While traditional French pastries heavily rely on butter and eggs, there are now vegan adaptations available that use plant-based substitutes such as margarine or coconut oil.
6. What is the best way to enjoy a croissant?
A freshly baked croissant is best enjoyed warm with your favorite cup of coffee or tea. You can also pair it with jam or Nutella for added flavor.
7. How long do French pastries stay fresh?
Freshness varies depending on the pastry, but in general, French pastries are best consumed within 1-2 days of purchase. Storing them properly can help extend their shelf life.
8. Can I find French pastries outside of France?
Absolutely! French pastries have gained popularity worldwide, and you can often find them in bakeries and patisseries in various countries, especially in larger cities.

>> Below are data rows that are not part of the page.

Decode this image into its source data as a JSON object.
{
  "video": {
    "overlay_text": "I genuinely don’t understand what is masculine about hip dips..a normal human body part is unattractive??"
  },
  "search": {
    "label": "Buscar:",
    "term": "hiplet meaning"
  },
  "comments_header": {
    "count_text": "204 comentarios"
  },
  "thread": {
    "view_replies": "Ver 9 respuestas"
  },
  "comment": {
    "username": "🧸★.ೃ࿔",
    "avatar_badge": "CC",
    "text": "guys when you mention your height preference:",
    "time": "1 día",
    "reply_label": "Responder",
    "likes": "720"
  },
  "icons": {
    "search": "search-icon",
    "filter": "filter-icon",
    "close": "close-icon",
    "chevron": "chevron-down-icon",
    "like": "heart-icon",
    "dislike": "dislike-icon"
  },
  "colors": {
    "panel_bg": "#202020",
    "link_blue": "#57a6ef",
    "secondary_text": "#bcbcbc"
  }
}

French pastry-making is steeped in tradition and skill, with each pastry requiring precise techniques and high-quality ingredients. The result is a sensory experience that delights both the taste buds and the eyes.
The Artistry of French Pastry
French pastry chefs are true artists who carefully craft each dessert with meticulous attention to detail. They take pride in creating pastries that not only taste incredible but also look stunning. The beauty of French pastries lies not only in their flavors but also in their presentation.
A Celebration of Flavors
The variety of flavors found in French pastries is truly remarkable. From classics like chocolate and vanilla to more unique combinations like lavender-infused cream or pistachio raspberry filling, there is something for everyone’s palate.
The Perfect Balance of Texture
One aspect that sets French pastries apart from others is their perfect balance of textures. Whether it’s the crispiness on the outside of a croissant or the smoothness of a crème brûlée, every bite offers layers upon layers of texture that add depth to each pastry.
A Symbol of Elegance and Sophistication
French pastries have become synonymous with elegance and sophistication. The way they are meticulously crafted reflects the precision and attention to detail present in French culture as a whole. Enjoying a French pastry can transport you to Parisian cafes filled with charm and refinement.
Overall, French pastries are an indulgent treat that brings joy to people’s lives. Whether you savor them at a quaint bakery or attempt to make them yourself, the allure of French pastries is undeniable. So next time you have the chance, treat yourself to a taste of France and experience the magic firsthand.
Adam Owens is a Food & Recipe Expert and Author with a passion for creating unique and delectable meals. He graduated from Cambridge University with a degree in Food Science. Adam is an avid traveler, who has traveled around the world learning about different cultures and taste profiles to share with his fans. His creative dishes combine the best of traditional methods with modern recipes to produce amazing results. Adam loves to share his favorite recipes and cooking tips on his blog and has a large social media following.